4. Practice getting the hand of a good involuntary knee jerk using the white hammer. When you are ready to obtain data, press the white RUN arrow in the top left corner of the screen. Data collection will begin only after the button on the end of the white hammer is depressed. Strike the patellar ligament with the button end of the hammer. You will then see your knee jerks on the bottom left screen. When you are ready to take measurements of the latent period (the time it takes between hammer blow and movement) and magnitude of the knee jerk (angle change) you just recorded, press the STOP DATA button. The knee jerk trace will then be transferred to the upper right hand screen. Your instructor will show you how to take measurements for latent period and magnitude of the knee jerk in class.

5. Take the data from five good involuntary knee jerks and five "experimental" knee jerks.

For each of the following exercises, you will examine two basic features of the reflex: maximum rotation and latent period. Consult the following figure below to make your maximum rotation and latent period measurements.

Figure 4: Making the measurements for Latent period. Measure the time (in seconds) it takes for the reflex to begin by starting where the trace levels off (the trace moves up the y axis when the mallet is hit) to the time when the trace goes down. Magnitude (measured in degrees) is measure as the dip in the trace as indicated on the graph.

REFLEX EXPERIMENTS

Each group will do parts A-E. This will allow us to compare B,C,D & E against the control response seen in A. Record the data as you perform the experiments, then enter the data into the excel spreadsheet on the instructor's computer when you have collected all of your trials. The data will be pooled from all the lab sections and posted on e-mailed to you or posted on Blackboard.

A. Involutary reflex: Obtain data from three normal knee jerks from one subject who is looking away from the tester. You should get similar results each time if you hit the knee correctly. Record latent period and maximum rotation each time.

B. Voluntary knee movement: Obtain data from three voluntary knee jerks from one subject. The subject should again look away but this time voluntarily jerk the knee after hearing the hammer tap on a soft surface. The tester should minimize the effect of anticipation by not being predictable about when the hammer is tapped.

C. Involuntary patellar with mental distraction: Prepare several addition problems consisting of ten three-digit numbers. One lab member should read these problems one at a time to the subject and the subject should try to solve the addition problems in their head with no paper or pencil (mental math). Obtain data from three knee jerks of this type from one subject.

D. Involuntary patellar with muscle-straining: Obtain data from three knee-jerks while the subject grasps their hands in front of them and strains to pull them apart.

E. Involuntary patellar with iced quadriceps muscle: After completing A-D, unstrap the subject and ice the right quadriceps muscle for 20 minutes.

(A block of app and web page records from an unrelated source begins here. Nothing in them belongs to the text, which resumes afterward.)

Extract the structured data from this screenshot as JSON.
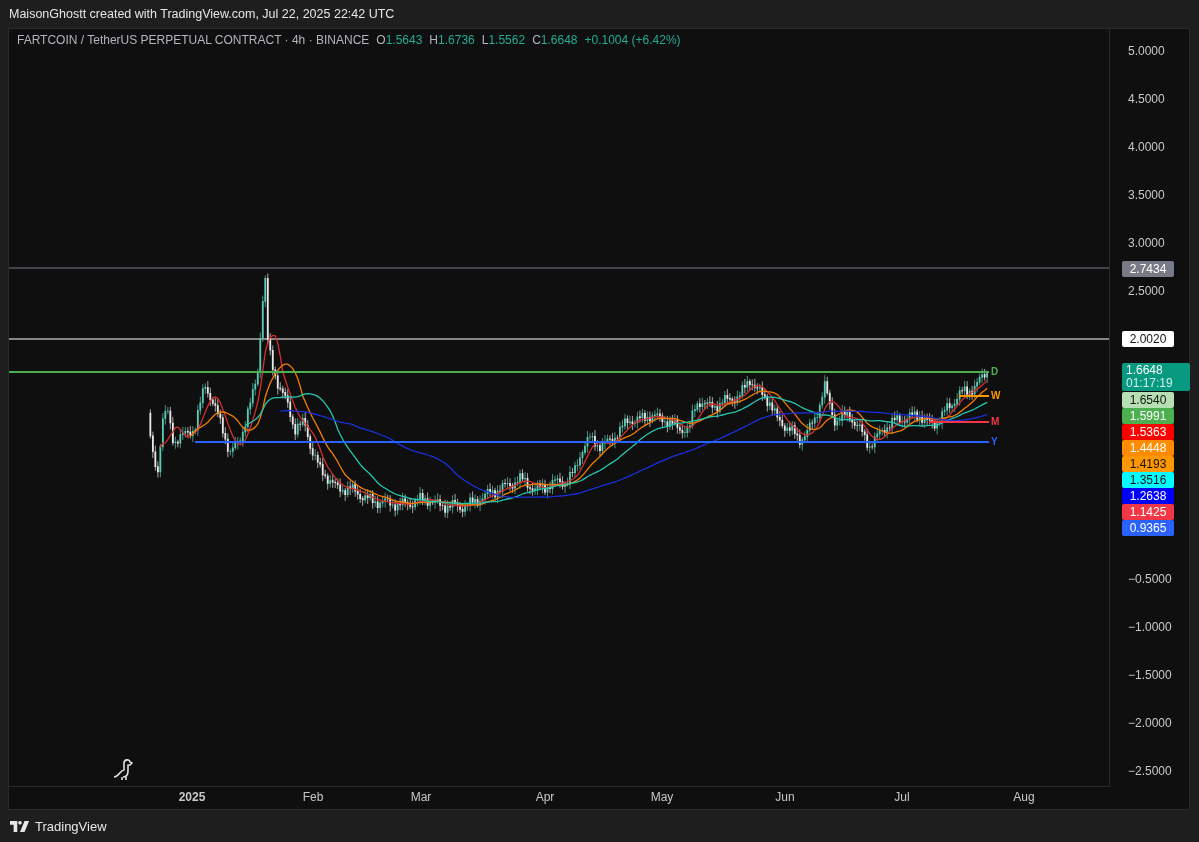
{
  "header": {
    "caption": "MaisonGhostt created with TradingView.com, Jul 22, 2025 22:42 UTC"
  },
  "legend": {
    "symbol": "FARTCOIN / TetherUS PERPETUAL CONTRACT · 4h · BINANCE",
    "ohlc": [
      {
        "label": "O",
        "value": "1.5643"
      },
      {
        "label": "H",
        "value": "1.6736"
      },
      {
        "label": "L",
        "value": "1.5562"
      },
      {
        "label": "C",
        "value": "1.6648"
      }
    ],
    "change": "+0.1004 (+6.42%)"
  },
  "chart_lines": [
    {
      "label": "D",
      "color": "#4caf50"
    },
    {
      "label": "W",
      "color": "#ff9800"
    },
    {
      "label": "M",
      "color": "#f23645"
    },
    {
      "label": "Y",
      "color": "#2962ff"
    }
  ],
  "price_axis": {
    "ticks_upper": [
      "5.0000",
      "4.5000",
      "4.0000",
      "3.5000",
      "3.0000",
      "2.5000"
    ],
    "ticks_lower": [
      "−0.5000",
      "−1.0000",
      "−1.5000",
      "−2.0000",
      "−2.5000"
    ],
    "level_tags": [
      {
        "value": "2.7434",
        "color": "#787b86",
        "dark_text": false
      },
      {
        "value": "2.0020",
        "color": "#ffffff",
        "dark_text": true
      }
    ],
    "last_price": {
      "value": "1.6648",
      "countdown": "01:17:19",
      "color": "#089981"
    },
    "indicator_tags": [
      {
        "value": "1.6540",
        "color": "#b7dfb4",
        "dark_text": true
      },
      {
        "value": "1.5991",
        "color": "#4caf50",
        "dark_text": false
      },
      {
        "value": "1.5363",
        "color": "#ff0000",
        "dark_text": false
      },
      {
        "value": "1.4448",
        "color": "#ff8c00",
        "dark_text": false
      },
      {
        "value": "1.4193",
        "color": "#ff9800",
        "dark_text": true
      },
      {
        "value": "1.3516",
        "color": "#00ffff",
        "dark_text": true
      },
      {
        "value": "1.2638",
        "color": "#0000ff",
        "dark_text": false
      },
      {
        "value": "1.1425",
        "color": "#f23645",
        "dark_text": false
      },
      {
        "value": "0.9365",
        "color": "#2962ff",
        "dark_text": false
      }
    ]
  },
  "time_axis": [
    {
      "label": "2025",
      "bold": true
    },
    {
      "label": "Feb",
      "bold": false
    },
    {
      "label": "Mar",
      "bold": false
    },
    {
      "label": "Apr",
      "bold": false
    },
    {
      "label": "May",
      "bold": false
    },
    {
      "label": "Jun",
      "bold": false
    },
    {
      "label": "Jul",
      "bold": false
    },
    {
      "label": "Aug",
      "bold": false
    }
  ],
  "footer": {
    "brand": "TradingView"
  }
}
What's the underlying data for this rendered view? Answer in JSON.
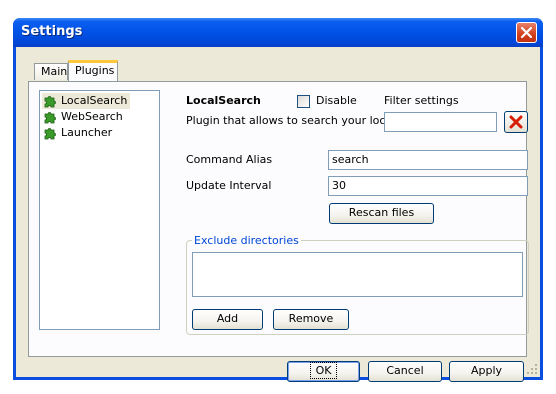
{
  "window": {
    "title": "Settings"
  },
  "tabs": [
    {
      "label": "Main",
      "active": false
    },
    {
      "label": "Plugins",
      "active": true
    }
  ],
  "plugins": [
    {
      "label": "LocalSearch",
      "icon": "puzzle-icon",
      "selected": true
    },
    {
      "label": "WebSearch",
      "icon": "puzzle-icon",
      "selected": false
    },
    {
      "label": "Launcher",
      "icon": "puzzle-icon",
      "selected": false
    }
  ],
  "plugin_detail": {
    "name": "LocalSearch",
    "description": "Plugin that allows to search your local",
    "disable_label": "Disable",
    "disable_checked": false,
    "filter_label": "Filter settings",
    "filter_value": ""
  },
  "fields": {
    "command_alias_label": "Command Alias",
    "command_alias_value": "search",
    "update_interval_label": "Update Interval",
    "update_interval_value": "30"
  },
  "buttons": {
    "rescan": "Rescan files",
    "add": "Add",
    "remove": "Remove",
    "ok": "OK",
    "cancel": "Cancel",
    "apply": "Apply"
  },
  "exclude": {
    "legend": "Exclude directories",
    "items": []
  },
  "colors": {
    "titlebar": "#0052e6",
    "close_button": "#d2401c",
    "tab_highlight": "#ffc83c",
    "group_legend": "#0046d5",
    "dialog_face": "#ece9d8"
  }
}
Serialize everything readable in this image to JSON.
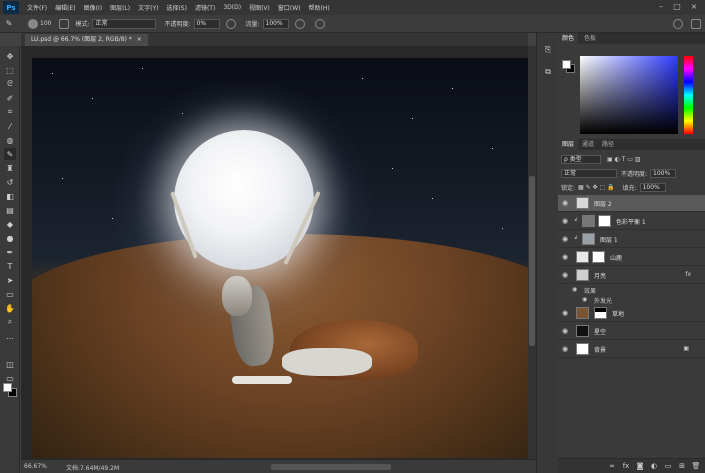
{
  "app": {
    "logo": "Ps"
  },
  "menu": [
    "文件(F)",
    "编辑(E)",
    "图像(I)",
    "图层(L)",
    "文字(Y)",
    "选择(S)",
    "滤镜(T)",
    "3D(D)",
    "视图(V)",
    "窗口(W)",
    "帮助(H)"
  ],
  "options": {
    "brush_size": "100",
    "mode_label": "模式:",
    "mode_value": "正常",
    "opacity_label": "不透明度:",
    "opacity_value": "0%",
    "flow_label": "流量:",
    "flow_value": "100%"
  },
  "document": {
    "tab_title": "LU.psd @ 66.7% (图层 2, RGB/8) *"
  },
  "status": {
    "zoom": "66.67%",
    "doc_info": "文档:7.64M/49.2M"
  },
  "color_panel": {
    "tabs": [
      "颜色",
      "色板"
    ]
  },
  "layers_panel": {
    "tabs": [
      "图层",
      "通道",
      "路径"
    ],
    "filter_label": "ρ 类型",
    "blend_mode": "正常",
    "opacity_label": "不透明度:",
    "opacity_value": "100%",
    "lock_label": "锁定:",
    "fill_label": "填充:",
    "fill_value": "100%",
    "layers": [
      {
        "name": "图层 2",
        "selected": true,
        "thumb_color": "#d8d8d8"
      },
      {
        "name": "色彩平衡 1",
        "selected": false,
        "thumb_color": "#ffffff"
      },
      {
        "name": "图层 1",
        "selected": false,
        "thumb_color": "#9aa0a8"
      },
      {
        "name": "山鹿",
        "selected": false,
        "thumb_color": "#e8e8e8"
      },
      {
        "name": "月亮",
        "selected": false,
        "thumb_color": "#cfcfcf",
        "fx": "fx"
      },
      {
        "name": "草地",
        "selected": false,
        "thumb_color": "#7a5432"
      },
      {
        "name": "星空",
        "selected": false,
        "thumb_color": "#111111"
      },
      {
        "name": "背景",
        "selected": false,
        "thumb_color": "#ffffff"
      }
    ],
    "effects_label": "效果",
    "outer_glow_label": "外发光"
  }
}
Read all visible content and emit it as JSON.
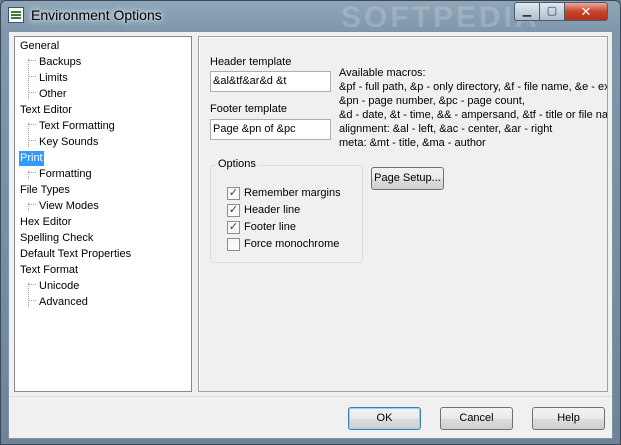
{
  "window": {
    "title": "Environment Options",
    "watermark": "SOFTPEDIA",
    "minimize_glyph": "▁",
    "maximize_glyph": "▢",
    "close_glyph": "✕",
    "app_icon": "document-icon"
  },
  "tree": {
    "items": [
      {
        "label": "General",
        "level": 0
      },
      {
        "label": "Backups",
        "level": 1
      },
      {
        "label": "Limits",
        "level": 1
      },
      {
        "label": "Other",
        "level": 1
      },
      {
        "label": "Text Editor",
        "level": 0
      },
      {
        "label": "Text Formatting",
        "level": 1
      },
      {
        "label": "Key Sounds",
        "level": 1
      },
      {
        "label": "Print",
        "level": 0,
        "selected": true
      },
      {
        "label": "Formatting",
        "level": 1
      },
      {
        "label": "File Types",
        "level": 0
      },
      {
        "label": "View Modes",
        "level": 1
      },
      {
        "label": "Hex Editor",
        "level": 0
      },
      {
        "label": "Spelling Check",
        "level": 0
      },
      {
        "label": "Default Text Properties",
        "level": 0
      },
      {
        "label": "Text Format",
        "level": 0
      },
      {
        "label": "Unicode",
        "level": 1
      },
      {
        "label": "Advanced",
        "level": 1
      }
    ]
  },
  "print": {
    "header_label": "Header template",
    "header_value": "&al&tf&ar&d &t",
    "footer_label": "Footer template",
    "footer_value": "Page &pn of &pc",
    "macros_title": "Available macros:",
    "macros_lines": [
      "&pf - full path, &p - only directory, &f - file name, &e - ex",
      "&pn - page number, &pc - page count,",
      "&d - date, &t - time, && - ampersand, &tf - title or file na",
      "alignment: &al - left, &ac - center, &ar - right",
      "meta: &mt - title, &ma - author"
    ],
    "options_title": "Options",
    "options": [
      {
        "label": "Remember margins",
        "checked": true
      },
      {
        "label": "Header line",
        "checked": true
      },
      {
        "label": "Footer line",
        "checked": true
      },
      {
        "label": "Force monochrome",
        "checked": false
      }
    ],
    "page_setup_label": "Page Setup..."
  },
  "buttons": {
    "ok": "OK",
    "cancel": "Cancel",
    "help": "Help"
  },
  "colors": {
    "selection": "#3399ff",
    "titlebar": "#7f98ad",
    "close_button": "#c8452c"
  }
}
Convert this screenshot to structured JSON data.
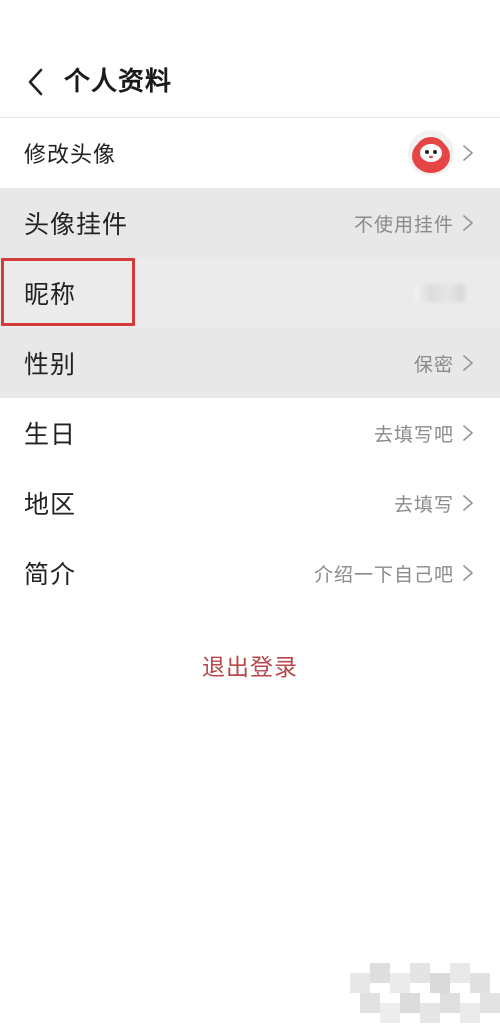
{
  "header": {
    "title": "个人资料"
  },
  "rows": [
    {
      "label": "修改头像",
      "value": "",
      "kind": "avatar"
    },
    {
      "label": "头像挂件",
      "value": "不使用挂件",
      "kind": "text"
    },
    {
      "label": "昵称",
      "value": "",
      "kind": "blurred"
    },
    {
      "label": "性别",
      "value": "保密",
      "kind": "text"
    },
    {
      "label": "生日",
      "value": "去填写吧",
      "kind": "text"
    },
    {
      "label": "地区",
      "value": "去填写",
      "kind": "text"
    },
    {
      "label": "简介",
      "value": "介绍一下自己吧",
      "kind": "text"
    }
  ],
  "logout_label": "退出登录",
  "colors": {
    "accent_red": "#d63b3b",
    "logout_text": "#b8474a",
    "row_shaded": "#e8e8e8",
    "value_gray": "#8a8a8a"
  },
  "icons": {
    "back": "chevron-left-icon",
    "row_arrow": "chevron-right-icon",
    "avatar": "mascot-avatar-icon"
  }
}
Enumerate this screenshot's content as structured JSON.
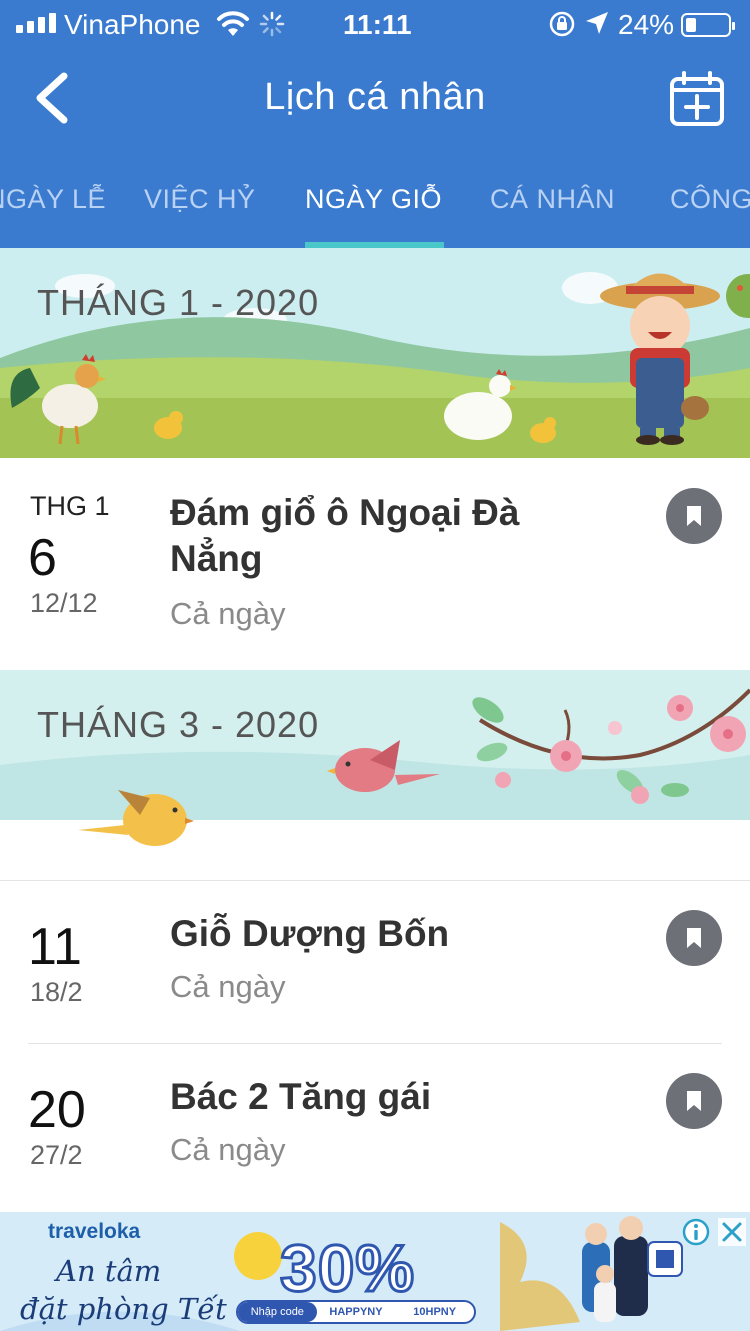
{
  "status_bar": {
    "carrier": "VinaPhone",
    "time": "11:11",
    "battery": "24%",
    "battery_level": 0.24,
    "icons": [
      "signal-icon",
      "wifi-icon",
      "loading-icon",
      "rotation-lock-icon",
      "location-arrow-icon",
      "battery-icon"
    ]
  },
  "header": {
    "title": "Lịch cá nhân",
    "back_icon": "chevron-left-icon",
    "add_icon": "calendar-add-icon"
  },
  "tabs": [
    {
      "label": "NGÀY LỄ",
      "active": false
    },
    {
      "label": "VIỆC HỶ",
      "active": false
    },
    {
      "label": "NGÀY GIỖ",
      "active": true
    },
    {
      "label": "CÁ NHÂN",
      "active": false
    },
    {
      "label": "CÔNG",
      "active": false
    }
  ],
  "sections": [
    {
      "month_label": "THÁNG 1 - 2020",
      "events": [
        {
          "month_abbr": "THG 1",
          "day": "6",
          "lunar": "12/12",
          "title": "Đám giổ ô Ngoại Đà Nẳng",
          "time": "Cả ngày"
        }
      ]
    },
    {
      "month_label": "THÁNG 3 - 2020",
      "events": [
        {
          "month_abbr": "",
          "day": "11",
          "lunar": "18/2",
          "title": "Giỗ Dượng Bốn",
          "time": "Cả ngày"
        },
        {
          "month_abbr": "",
          "day": "20",
          "lunar": "27/2",
          "title": "Bác 2 Tăng gái",
          "time": "Cả ngày"
        }
      ]
    }
  ],
  "ad": {
    "brand": "traveloka",
    "slogan_line1": "An tâm",
    "slogan_line2": "đặt phòng Tết",
    "discount": "30%",
    "code_label": "Nhập code",
    "codes": [
      "HAPPYNY",
      "10HPNY"
    ],
    "info_icon": "info-icon",
    "close_icon": "close-icon"
  },
  "colors": {
    "header_bg": "#3a7bd0",
    "tab_indicator": "#49c7c9",
    "bookmark_bg": "#6e7077",
    "ad_accent": "#2f57b0"
  }
}
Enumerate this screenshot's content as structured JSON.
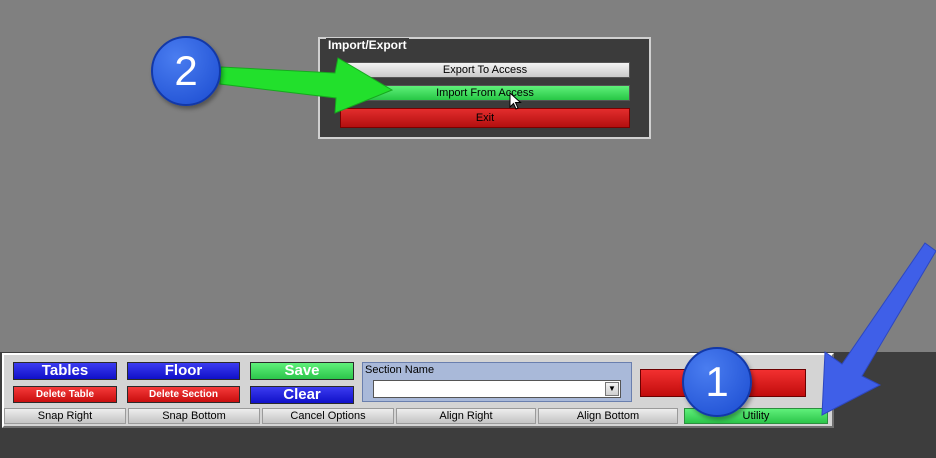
{
  "dialog": {
    "title": "Import/Export",
    "buttons": {
      "export": "Export To Access",
      "import": "Import From Access",
      "exit": "Exit"
    }
  },
  "annotations": {
    "step1": "1",
    "step2": "2",
    "badge_color": "#1a4bd0",
    "arrow1_color": "#3f5fe8",
    "arrow2_color": "#22e02c"
  },
  "toolbar": {
    "tables": "Tables",
    "floor": "Floor",
    "save": "Save",
    "delete_table": "Delete Table",
    "delete_section": "Delete Section",
    "clear": "Clear",
    "section_name_label": "Section Name",
    "section_name_value": "",
    "snap_right": "Snap Right",
    "snap_bottom": "Snap Bottom",
    "cancel_options": "Cancel Options",
    "align_right": "Align Right",
    "align_bottom": "Align Bottom",
    "utility": "Utility"
  },
  "colors": {
    "canvas": "#808080",
    "blue_button": "#1a1ad8",
    "red_button": "#d81a1a",
    "green_button": "#3ad95a"
  }
}
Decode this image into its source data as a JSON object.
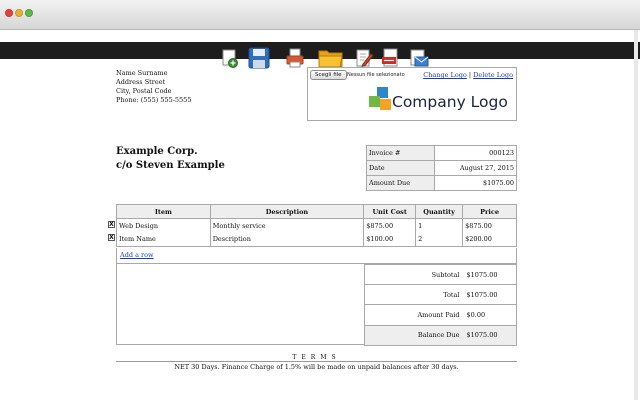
{
  "window": {
    "controls": [
      "close",
      "minimize",
      "zoom"
    ]
  },
  "toolbar": {
    "icons": [
      "new-invoice-icon",
      "save-icon",
      "print-icon",
      "open-folder-icon",
      "edit-icon",
      "export-pdf-icon",
      "email-icon"
    ]
  },
  "seller": {
    "name": "Name Surname",
    "street": "Address Street",
    "city": "City, Postal Code",
    "phone": "Phone: (555) 555-5555"
  },
  "logo": {
    "choose_file_label": "Scegli file",
    "file_status": "Nessun file selezionato",
    "change_label": "Change Logo",
    "separator": "|",
    "delete_label": "Delete Logo",
    "company_text": "Company Logo",
    "colors": {
      "blue": "#2e86c7",
      "green": "#70b744",
      "orange": "#f4a322",
      "text": "#1b2340"
    }
  },
  "customer": {
    "line1": "Example Corp.",
    "line2": "c/o Steven Example"
  },
  "invoice_meta": [
    {
      "label": "Invoice #",
      "value": "000123"
    },
    {
      "label": "Date",
      "value": "August 27, 2015"
    },
    {
      "label": "Amount Due",
      "value": "$1075.00"
    }
  ],
  "items": {
    "headers": {
      "item": "Item",
      "description": "Description",
      "unit_cost": "Unit Cost",
      "quantity": "Quantity",
      "price": "Price"
    },
    "rows": [
      {
        "item": "Web Design",
        "description": "Monthly service",
        "unit_cost": "$875.00",
        "quantity": "1",
        "price": "$875.00"
      },
      {
        "item": "Item Name",
        "description": "Description",
        "unit_cost": "$100.00",
        "quantity": "2",
        "price": "$200.00"
      }
    ],
    "delete_glyph": "X",
    "add_row_label": "Add a row"
  },
  "totals": [
    {
      "label": "Subtotal",
      "value": "$1075.00"
    },
    {
      "label": "Total",
      "value": "$1075.00"
    },
    {
      "label": "Amount Paid",
      "value": "$0.00"
    },
    {
      "label": "Balance Due",
      "value": "$1075.00"
    }
  ],
  "terms": {
    "title": "TERMS",
    "text": "NET 30 Days. Finance Charge of 1.5% will be made on unpaid balances after 30 days."
  }
}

WRAP ICE PACK in TOWEL - do not place ice directly on skin. Restrap towards the end of "icing" then retest the involuntary reflex.

Link to write-up

References

1. Winter, Sharon."What's the connection?" from The Neural Sciences Activity manual. National Association of Biology Teachers, www.nabt.org/sup/publications/ nlca/nlcapdf/05NLCAchp3.pdf, date accessed, 2/3/03.

2. Columbus Ohio Local Outreach team. "Neural Networks" from the ‚"Frontiers in Physiology Project" The American Physiological Society. 1997.

3. Jensen, Murray. "GC1135 Human Anatomy & Physiology. Human Reflex lab." http://www.gen.umn.edu/courses/1135/lab/reflexlab/reflexlab.html, date accessed 2/3/03